THE PROBLEM:
Report each line of the listing below that holds "name".
········
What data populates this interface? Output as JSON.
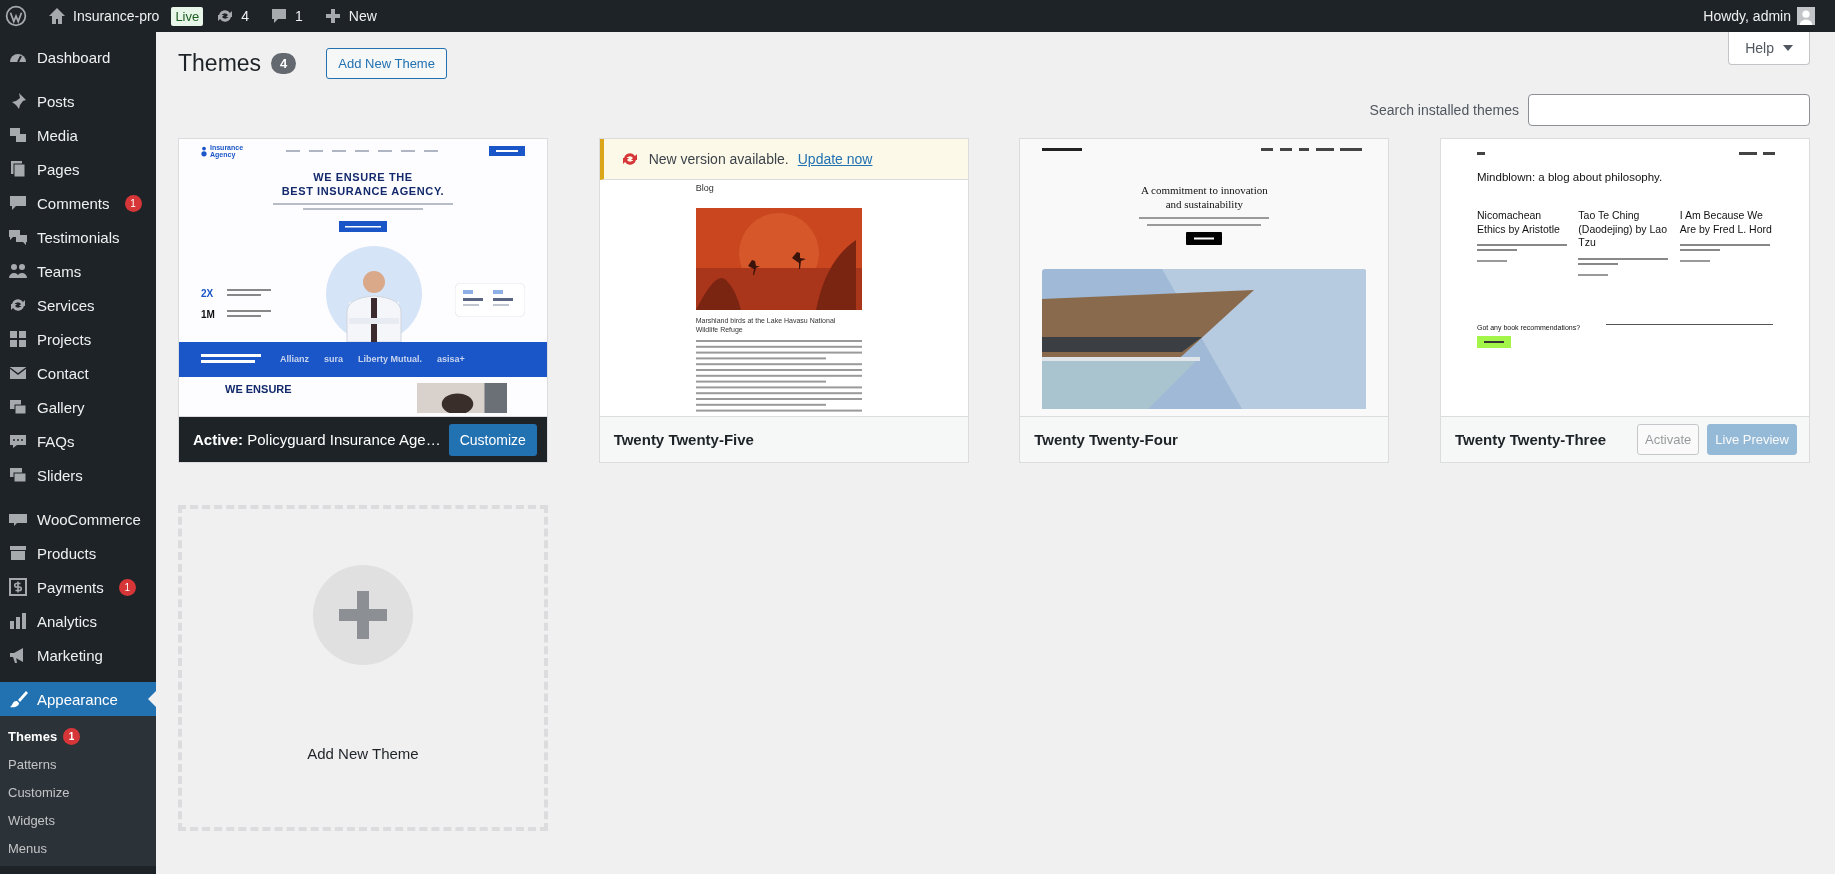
{
  "admin_bar": {
    "site": "Insurance-pro",
    "badge": "Live",
    "updates": "4",
    "comments": "1",
    "new": "New",
    "greeting": "Howdy, admin"
  },
  "sidebar": {
    "groups": [
      {
        "items": [
          {
            "label": "Dashboard",
            "selected": false
          }
        ]
      },
      {
        "items": [
          {
            "label": "Posts",
            "selected": false
          },
          {
            "label": "Media",
            "selected": false
          },
          {
            "label": "Pages",
            "selected": false
          },
          {
            "label": "Comments",
            "badge": "1",
            "selected": false
          },
          {
            "label": "Testimonials",
            "selected": false
          },
          {
            "label": "Teams",
            "selected": false
          },
          {
            "label": "Services",
            "selected": false
          },
          {
            "label": "Projects",
            "selected": false
          },
          {
            "label": "Contact",
            "selected": false
          },
          {
            "label": "Gallery",
            "selected": false
          },
          {
            "label": "FAQs",
            "selected": false
          },
          {
            "label": "Sliders",
            "selected": false
          }
        ]
      },
      {
        "items": [
          {
            "label": "WooCommerce",
            "selected": false
          },
          {
            "label": "Products",
            "selected": false
          },
          {
            "label": "Payments",
            "badge": "1",
            "selected": false
          },
          {
            "label": "Analytics",
            "selected": false
          },
          {
            "label": "Marketing",
            "selected": false
          }
        ]
      },
      {
        "items": [
          {
            "label": "Appearance",
            "selected": true,
            "children": [
              {
                "label": "Themes",
                "badge": "1",
                "selected": true
              },
              {
                "label": "Patterns",
                "selected": false
              },
              {
                "label": "Customize",
                "selected": false
              },
              {
                "label": "Widgets",
                "selected": false
              },
              {
                "label": "Menus",
                "selected": false
              }
            ]
          }
        ]
      }
    ]
  },
  "page": {
    "title": "Themes",
    "count": "4",
    "add_button": "Add New Theme",
    "help": "Help",
    "search": {
      "label": "Search installed themes"
    }
  },
  "themes": [
    {
      "name": "Policyguard Insurance Age…",
      "active": true,
      "active_label": "Active:",
      "action": "Customize",
      "preview": {
        "kind": "insurance",
        "logo": [
          "Insurance",
          "Agency"
        ],
        "headline": [
          "WE ENSURE THE",
          "BEST INSURANCE AGENCY."
        ],
        "stats": [
          "2X",
          "1M"
        ],
        "brands": [
          "Allianz",
          "sura",
          "Liberty Mutual.",
          "asisa+"
        ],
        "headline2": "WE ENSURE"
      }
    },
    {
      "name": "Twenty Twenty-Five",
      "active": false,
      "notice": {
        "text": "New version available.",
        "link": "Update now"
      },
      "preview": {
        "kind": "blog",
        "heading": "Blog",
        "post_title": "Marshland birds at the Lake Havasu National Wildlife Refuge"
      }
    },
    {
      "name": "Twenty Twenty-Four",
      "active": false,
      "preview": {
        "kind": "architecture",
        "headline": [
          "A commitment to innovation",
          "and sustainability"
        ]
      }
    },
    {
      "name": "Twenty Twenty-Three",
      "active": false,
      "actions": [
        "Activate",
        "Live Preview"
      ],
      "preview": {
        "kind": "philosophy",
        "headline": "Mindblown: a blog about philosophy.",
        "posts": [
          "Nicomachean Ethics by Aristotle",
          "Tao Te Ching (Daodejing) by Lao Tzu",
          "I Am Because We Are by Fred L. Hord"
        ],
        "cta": "Got any book recommendations?"
      }
    }
  ],
  "add_new": {
    "label": "Add New Theme"
  }
}
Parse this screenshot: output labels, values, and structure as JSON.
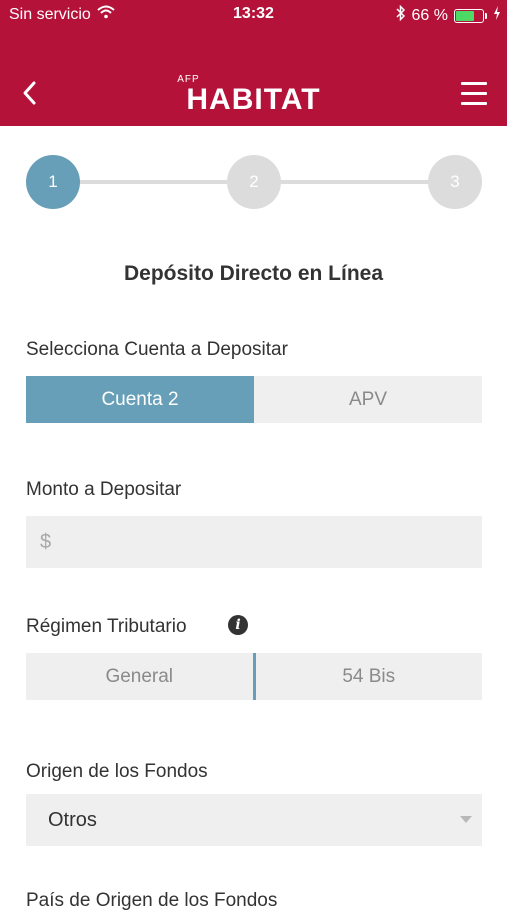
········
EXERCISE RESPONSE:
      "name": "Policyguard Insurance Age…",
      "name": "Twenty Twenty-Five",
      "name": "Twenty Twenty-Four",
      "name": "Twenty Twenty-Three",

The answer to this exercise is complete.